_The task:_ Find every line below where the string "icon" shows up, and copy those lines.

_Provided records:_
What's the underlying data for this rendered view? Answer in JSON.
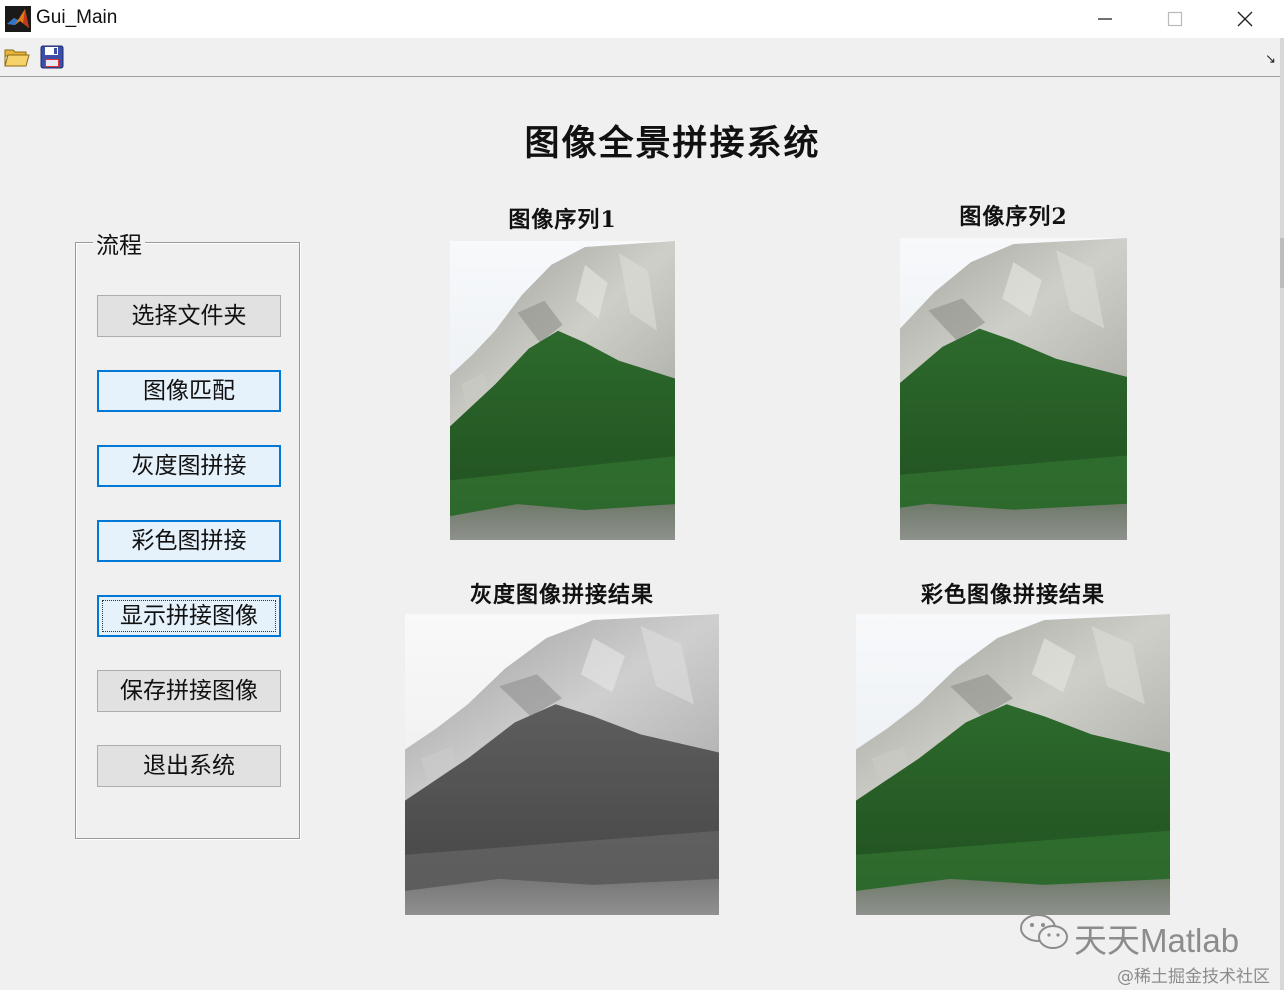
{
  "window": {
    "title": "Gui_Main",
    "minimize_label": "—",
    "maximize_label": "☐",
    "close_label": "✕"
  },
  "toolbar": {
    "open_icon": "folder-open-icon",
    "save_icon": "floppy-save-icon"
  },
  "main_title": "图像全景拼接系统",
  "panel": {
    "title": "流程",
    "buttons": [
      {
        "label": "选择文件夹"
      },
      {
        "label": "图像匹配"
      },
      {
        "label": "灰度图拼接"
      },
      {
        "label": "彩色图拼接"
      },
      {
        "label": "显示拼接图像"
      },
      {
        "label": "保存拼接图像"
      },
      {
        "label": "退出系统"
      }
    ]
  },
  "images": {
    "seq1_caption": "图像序列1",
    "seq2_caption": "图像序列2",
    "gray_caption": "灰度图像拼接结果",
    "color_caption": "彩色图像拼接结果"
  },
  "watermark": {
    "brand": "天天Matlab",
    "sub": "@稀土掘金技术社区"
  },
  "colors": {
    "accent": "#0078d7",
    "forest": "#2f6b2a",
    "rock": "#b9b9b3"
  }
}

_Answer below:_
    "open_icon": "folder-open-icon",
    "save_icon": "floppy-save-icon"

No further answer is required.